Copy out the records precisely, omitting pictures.
=== Extracted entries ===
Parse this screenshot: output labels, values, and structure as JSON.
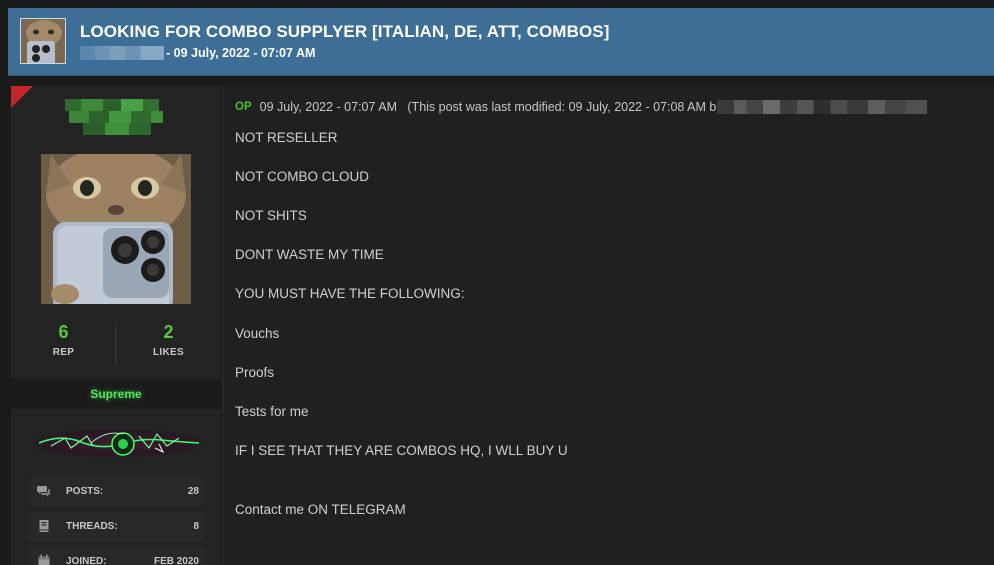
{
  "thread": {
    "title": "LOOKING FOR COMBO SUPPLYER [ITALIAN, DE, ATT, COMBOS]",
    "meta_date": "- 09 July, 2022 - 07:07 AM"
  },
  "user": {
    "stats": [
      {
        "value": "6",
        "label": "REP"
      },
      {
        "value": "2",
        "label": "LIKES"
      }
    ],
    "rank": "Supreme",
    "info": [
      {
        "icon": "chat-bubbles-icon",
        "label": "POSTS:",
        "value": "28"
      },
      {
        "icon": "book-icon",
        "label": "THREADS:",
        "value": "8"
      },
      {
        "icon": "calendar-icon",
        "label": "JOINED:",
        "value": "FEB 2020"
      }
    ],
    "accent": "#5cc83c"
  },
  "post": {
    "op_badge": "OP",
    "meta_text": "09 July, 2022 - 07:07 AM   (This post was last modified: 09 July, 2022 - 07:08 AM b",
    "lines": [
      "NOT RESELLER",
      "NOT COMBO CLOUD",
      "NOT SHITS",
      "DONT WASTE MY TIME",
      "YOU MUST HAVE THE FOLLOWING:",
      "Vouchs",
      "Proofs",
      "Tests for me",
      "IF I SEE THAT THEY ARE COMBOS HQ, I WLL BUY U",
      "Contact me ON TELEGRAM"
    ]
  },
  "colors": {
    "header_bg": "#3c6e96",
    "op_green": "#4bbf34",
    "rank_green": "#52e85c",
    "corner_red": "#c4262e"
  }
}
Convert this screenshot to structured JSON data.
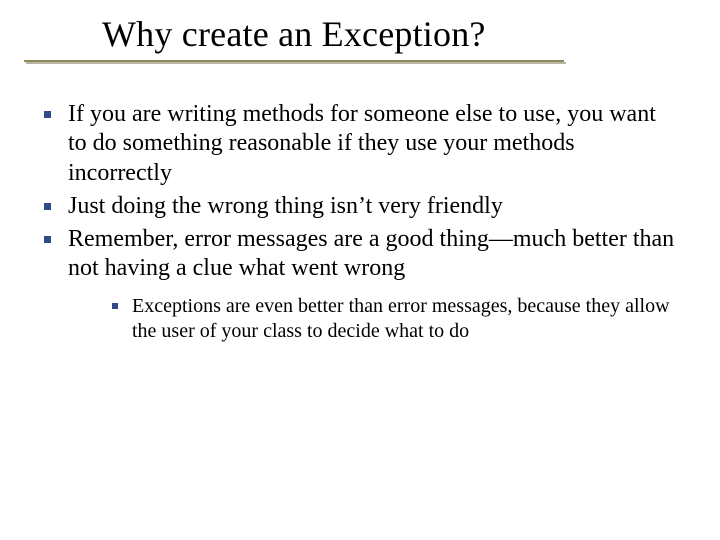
{
  "title": "Why create an Exception?",
  "bullets": {
    "level1": [
      "If you are writing methods for someone else to use, you want to do something reasonable if they use your methods incorrectly",
      "Just doing the wrong thing isn’t very friendly",
      "Remember, error messages are a good thing—much better than not having a clue what went wrong"
    ],
    "level2": [
      "Exceptions are even better than error messages, because they allow the user of your class to decide what to do"
    ]
  }
}
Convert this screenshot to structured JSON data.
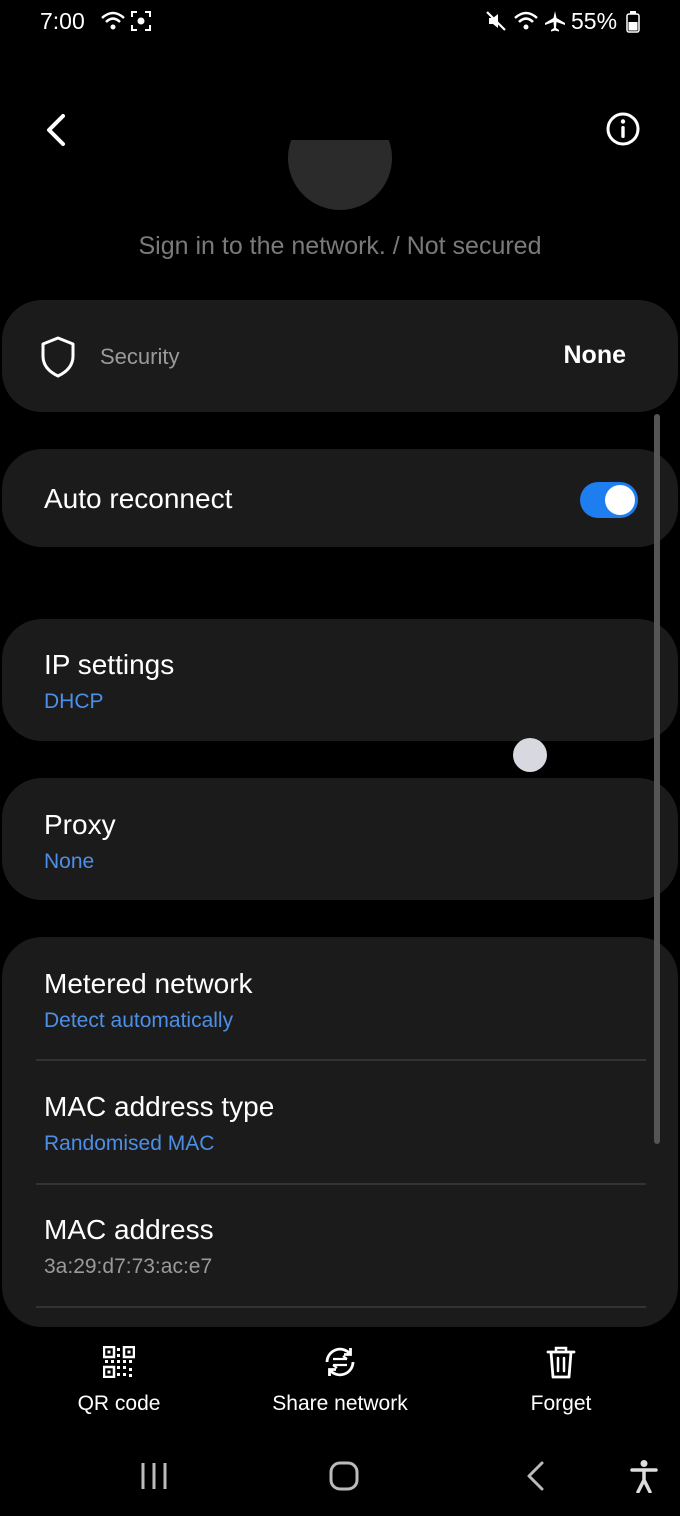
{
  "status_bar": {
    "time": "7:00",
    "battery": "55%"
  },
  "header": {
    "subtitle": "Sign in to the network. / Not secured"
  },
  "security": {
    "label": "Security",
    "value": "None"
  },
  "auto_reconnect": {
    "label": "Auto reconnect",
    "enabled": true
  },
  "ip_settings": {
    "title": "IP settings",
    "value": "DHCP"
  },
  "proxy": {
    "title": "Proxy",
    "value": "None"
  },
  "advanced": {
    "metered": {
      "title": "Metered network",
      "value": "Detect automatically"
    },
    "mac_type": {
      "title": "MAC address type",
      "value": "Randomised MAC"
    },
    "mac_address": {
      "title": "MAC address",
      "value": "3a:29:d7:73:ac:e7"
    }
  },
  "actions": [
    {
      "label": "QR code",
      "icon": "qr-code-icon"
    },
    {
      "label": "Share network",
      "icon": "share-network-icon"
    },
    {
      "label": "Forget",
      "icon": "trash-icon"
    }
  ],
  "colors": {
    "accent": "#4d8fe6",
    "toggle_on": "#1e7ef0",
    "card_bg": "#1b1b1b"
  }
}
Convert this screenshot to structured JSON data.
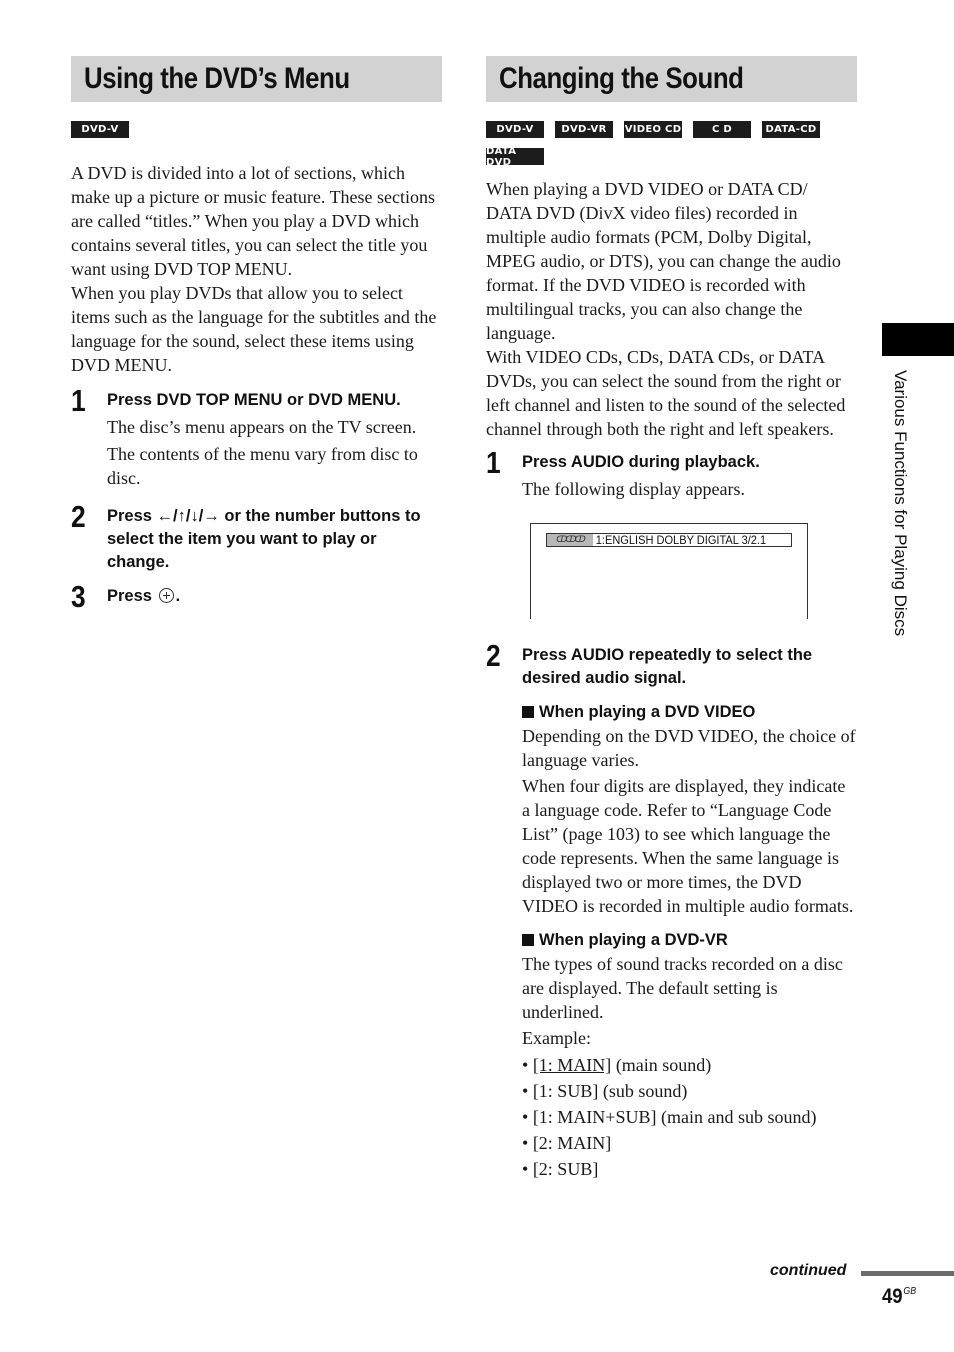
{
  "left": {
    "title": "Using the DVD’s Menu",
    "badges": [
      "DVD-V"
    ],
    "intro_paragraphs": [
      "A DVD is divided into a lot of sections, which make up a picture or music feature. These sections are called “titles.” When you play a DVD which contains several titles, you can select the title you want using DVD TOP MENU.",
      "When you play DVDs that allow you to select items such as the language for the subtitles and the language for the sound, select these items using DVD MENU."
    ],
    "steps": [
      {
        "number": "1",
        "heading": "Press DVD TOP MENU or DVD MENU.",
        "body": [
          "The disc’s menu appears on the TV screen.",
          "The contents of the menu vary from disc to disc."
        ]
      },
      {
        "number": "2",
        "heading": "Press ←/↑/↓/→ or the number buttons to select the item you want to play or change."
      },
      {
        "number": "3",
        "heading_prefix": "Press",
        "heading_suffix": ".",
        "icon": "enter-circle-plus-icon"
      }
    ]
  },
  "right": {
    "title": "Changing the Sound",
    "badges": [
      "DVD-V",
      "DVD-VR",
      "VIDEO CD",
      "C D",
      "DATA-CD",
      "DATA DVD"
    ],
    "intro_paragraphs": [
      "When playing a DVD VIDEO or DATA CD/ DATA DVD (DivX video files) recorded in multiple audio formats (PCM, Dolby Digital, MPEG audio, or DTS), you can change the audio format. If the DVD VIDEO is recorded with multilingual tracks, you can also change the language.",
      "With VIDEO CDs, CDs, DATA CDs, or DATA DVDs, you can select the sound from the right or left channel and listen to the sound of the selected channel through both the right and left speakers."
    ],
    "step1": {
      "number": "1",
      "heading": "Press AUDIO during playback.",
      "body": "The following display appears.",
      "display": {
        "icon": "audio-disc-icon",
        "text": "1:ENGLISH  DOLBY DIGITAL 3/2.1"
      }
    },
    "step2": {
      "number": "2",
      "heading": "Press AUDIO repeatedly to select the desired audio signal.",
      "sub_dvd_video": {
        "heading": "When playing a DVD VIDEO",
        "paragraphs": [
          "Depending on the DVD VIDEO, the choice of language varies.",
          "When four digits are displayed, they indicate a language code. Refer to “Language Code List” (page 103) to see which language the code represents. When the same language is displayed two or more times, the DVD VIDEO is recorded in multiple audio formats."
        ]
      },
      "sub_dvd_vr": {
        "heading": "When playing a DVD-VR",
        "paragraph": "The types of sound tracks recorded on a disc are displayed. The default setting is underlined.",
        "example_label": "Example:",
        "items": [
          {
            "code": "[1: MAIN]",
            "desc": " (main sound)",
            "default": true
          },
          {
            "code": "[1: SUB]",
            "desc": " (sub sound)",
            "default": false
          },
          {
            "code": "[1: MAIN+SUB]",
            "desc": " (main and sub sound)",
            "default": false
          },
          {
            "code": "[2: MAIN]",
            "desc": "",
            "default": false
          },
          {
            "code": "[2: SUB]",
            "desc": "",
            "default": false
          }
        ]
      }
    }
  },
  "side_tab": {
    "label": "Various Functions for Playing Discs"
  },
  "footer": {
    "continued": "continued",
    "page_number": "49",
    "page_suffix": "GB"
  }
}
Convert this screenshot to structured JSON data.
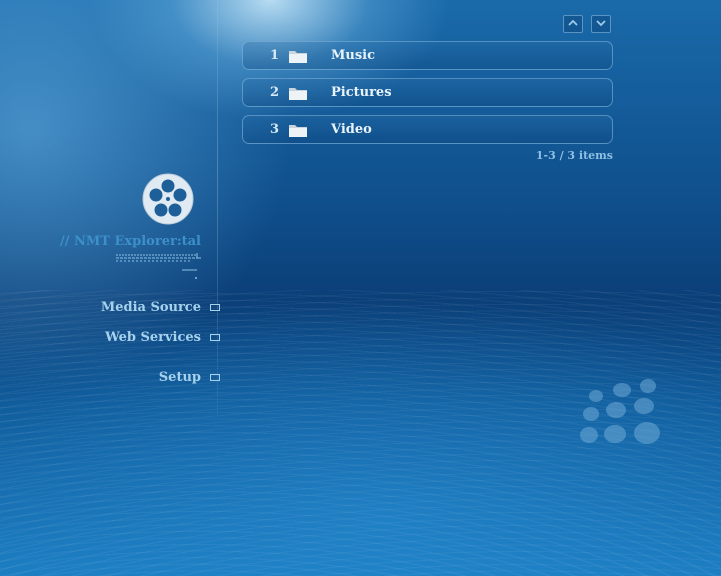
{
  "nav": {
    "scroll_up_icon": "chevron-up-icon",
    "scroll_down_icon": "chevron-down-icon"
  },
  "list": {
    "items": [
      {
        "number": "1",
        "label": "Music",
        "icon": "folder-icon"
      },
      {
        "number": "2",
        "label": "Pictures",
        "icon": "folder-icon"
      },
      {
        "number": "3",
        "label": "Video",
        "icon": "folder-icon"
      }
    ],
    "count": "1-3 / 3 items"
  },
  "sidebar": {
    "icon": "film-reel-icon",
    "title": "// NMT Explorer:tal",
    "menu": [
      {
        "label": "Media Source"
      },
      {
        "label": "Web Services"
      },
      {
        "label": "Setup"
      }
    ]
  },
  "brand": {
    "logo": "dot-cluster-logo"
  },
  "colors": {
    "accent": "#3d90c9",
    "menu_text": "#a6d2ee",
    "list_text": "#e8f3fb",
    "background_dark": "#0b3f78"
  }
}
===
Result of the task>
Parse this screenshot: output labels, values, and structure as JSON.
{
  "thread": {
    "title": "LOOKING FOR COMBO SUPPLYER [ITALIAN, DE, ATT, COMBOS]",
    "meta_date": "- 09 July, 2022 - 07:07 AM"
  },
  "user": {
    "stats": [
      {
        "value": "6",
        "label": "REP"
      },
      {
        "value": "2",
        "label": "LIKES"
      }
    ],
    "rank": "Supreme",
    "info": [
      {
        "icon": "chat-bubbles-icon",
        "label": "POSTS:",
        "value": "28"
      },
      {
        "icon": "book-icon",
        "label": "THREADS:",
        "value": "8"
      },
      {
        "icon": "calendar-icon",
        "label": "JOINED:",
        "value": "FEB 2020"
      }
    ],
    "accent": "#5cc83c"
  },
  "post": {
    "op_badge": "OP",
    "meta_text": "09 July, 2022 - 07:07 AM   (This post was last modified: 09 July, 2022 - 07:08 AM b",
    "lines": [
      "NOT RESELLER",
      "NOT COMBO CLOUD",
      "NOT SHITS",
      "DONT WASTE MY TIME",
      "YOU MUST HAVE THE FOLLOWING:",
      "Vouchs",
      "Proofs",
      "Tests for me",
      "IF I SEE THAT THEY ARE COMBOS HQ, I WLL BUY U",
      "Contact me ON TELEGRAM"
    ]
  },
  "colors": {
    "header_bg": "#3c6e96",
    "op_green": "#4bbf34",
    "rank_green": "#52e85c",
    "corner_red": "#c4262e"
  }
}
Convert this screenshot to structured JSON data.
{
  "title": "Why create an Exception?",
  "bullets": {
    "level1": [
      "If you are writing methods for someone else to use, you want to do something reasonable if they use your methods incorrectly",
      "Just doing the wrong thing isn’t very friendly",
      "Remember, error messages are a good thing—much better than not having a clue what went wrong"
    ],
    "level2": [
      "Exceptions are even better than error messages, because they allow the user of your class to decide what to do"
    ]
  }
}
Convert this screenshot to structured JSON data.
{
  "status_bar": {
    "time": "7:00",
    "battery": "55%"
  },
  "header": {
    "subtitle": "Sign in to the network. / Not secured"
  },
  "security": {
    "label": "Security",
    "value": "None"
  },
  "auto_reconnect": {
    "label": "Auto reconnect",
    "enabled": true
  },
  "ip_settings": {
    "title": "IP settings",
    "value": "DHCP"
  },
  "proxy": {
    "title": "Proxy",
    "value": "None"
  },
  "advanced": {
    "metered": {
      "title": "Metered network",
      "value": "Detect automatically"
    },
    "mac_type": {
      "title": "MAC address type",
      "value": "Randomised MAC"
    },
    "mac_address": {
      "title": "MAC address",
      "value": "3a:29:d7:73:ac:e7"
    }
  },
  "actions": [
    {
      "label": "QR code",
      "icon": "qr-code-icon"
    },
    {
      "label": "Share network",
      "icon": "share-network-icon"
    },
    {
      "label": "Forget",
      "icon": "trash-icon"
    }
  ],
  "colors": {
    "accent": "#4d8fe6",
    "toggle_on": "#1e7ef0",
    "card_bg": "#1b1b1b"
  }
}
Convert this screenshot to structured JSON data.
{
  "left": {
    "title": "Using the DVD’s Menu",
    "badges": [
      "DVD-V"
    ],
    "intro_paragraphs": [
      "A DVD is divided into a lot of sections, which make up a picture or music feature. These sections are called “titles.” When you play a DVD which contains several titles, you can select the title you want using DVD TOP MENU.",
      "When you play DVDs that allow you to select items such as the language for the subtitles and the language for the sound, select these items using DVD MENU."
    ],
    "steps": [
      {
        "number": "1",
        "heading": "Press DVD TOP MENU or DVD MENU.",
        "body": [
          "The disc’s menu appears on the TV screen.",
          "The contents of the menu vary from disc to disc."
        ]
      },
      {
        "number": "2",
        "heading": "Press ←/↑/↓/→ or the number buttons to select the item you want to play or change."
      },
      {
        "number": "3",
        "heading_prefix": "Press",
        "heading_suffix": ".",
        "icon": "enter-circle-plus-icon"
      }
    ]
  },
  "right": {
    "title": "Changing the Sound",
    "badges": [
      "DVD-V",
      "DVD-VR",
      "VIDEO CD",
      "C D",
      "DATA-CD",
      "DATA DVD"
    ],
    "intro_paragraphs": [
      "When playing a DVD VIDEO or DATA CD/ DATA DVD (DivX video files) recorded in multiple audio formats (PCM, Dolby Digital, MPEG audio, or DTS), you can change the audio format. If the DVD VIDEO is recorded with multilingual tracks, you can also change the language.",
      "With VIDEO CDs, CDs, DATA CDs, or DATA DVDs, you can select the sound from the right or left channel and listen to the sound of the selected channel through both the right and left speakers."
    ],
    "step1": {
      "number": "1",
      "heading": "Press AUDIO during playback.",
      "body": "The following display appears.",
      "display": {
        "icon": "audio-disc-icon",
        "text": "1:ENGLISH  DOLBY DIGITAL 3/2.1"
      }
    },
    "step2": {
      "number": "2",
      "heading": "Press AUDIO repeatedly to select the desired audio signal.",
      "sub_dvd_video": {
        "heading": "When playing a DVD VIDEO",
        "paragraphs": [
          "Depending on the DVD VIDEO, the choice of language varies.",
          "When four digits are displayed, they indicate a language code. Refer to “Language Code List” (page 103) to see which language the code represents. When the same language is displayed two or more times, the DVD VIDEO is recorded in multiple audio formats."
        ]
      },
      "sub_dvd_vr": {
        "heading": "When playing a DVD-VR",
        "paragraph": "The types of sound tracks recorded on a disc are displayed. The default setting is underlined.",
        "example_label": "Example:",
        "items": [
          {
            "code": "[1: MAIN]",
            "desc": " (main sound)",
            "default": true
          },
          {
            "code": "[1: SUB]",
            "desc": " (sub sound)",
            "default": false
          },
          {
            "code": "[1: MAIN+SUB]",
            "desc": " (main and sub sound)",
            "default": false
          },
          {
            "code": "[2: MAIN]",
            "desc": "",
            "default": false
          },
          {
            "code": "[2: SUB]",
            "desc": "",
            "default": false
          }
        ]
      }
    }
  },
  "side_tab": {
    "label": "Various Functions for Playing Discs"
  },
  "footer": {
    "continued": "continued",
    "page_number": "49",
    "page_suffix": "GB"
  }
}
Convert this screenshot to structured JSON data.
{
  "nav": {
    "scroll_up_icon": "chevron-up-icon",
    "scroll_down_icon": "chevron-down-icon"
  },
  "list": {
    "items": [
      {
        "number": "1",
        "label": "Music",
        "icon": "folder-icon"
      },
      {
        "number": "2",
        "label": "Pictures",
        "icon": "folder-icon"
      },
      {
        "number": "3",
        "label": "Video",
        "icon": "folder-icon"
      }
    ],
    "count": "1-3 / 3 items"
  },
  "sidebar": {
    "icon": "film-reel-icon",
    "title": "// NMT Explorer:tal",
    "menu": [
      {
        "label": "Media Source"
      },
      {
        "label": "Web Services"
      },
      {
        "label": "Setup"
      }
    ]
  },
  "brand": {
    "logo": "dot-cluster-logo"
  },
  "colors": {
    "accent": "#3d90c9",
    "menu_text": "#a6d2ee",
    "list_text": "#e8f3fb",
    "background_dark": "#0b3f78"
  }
}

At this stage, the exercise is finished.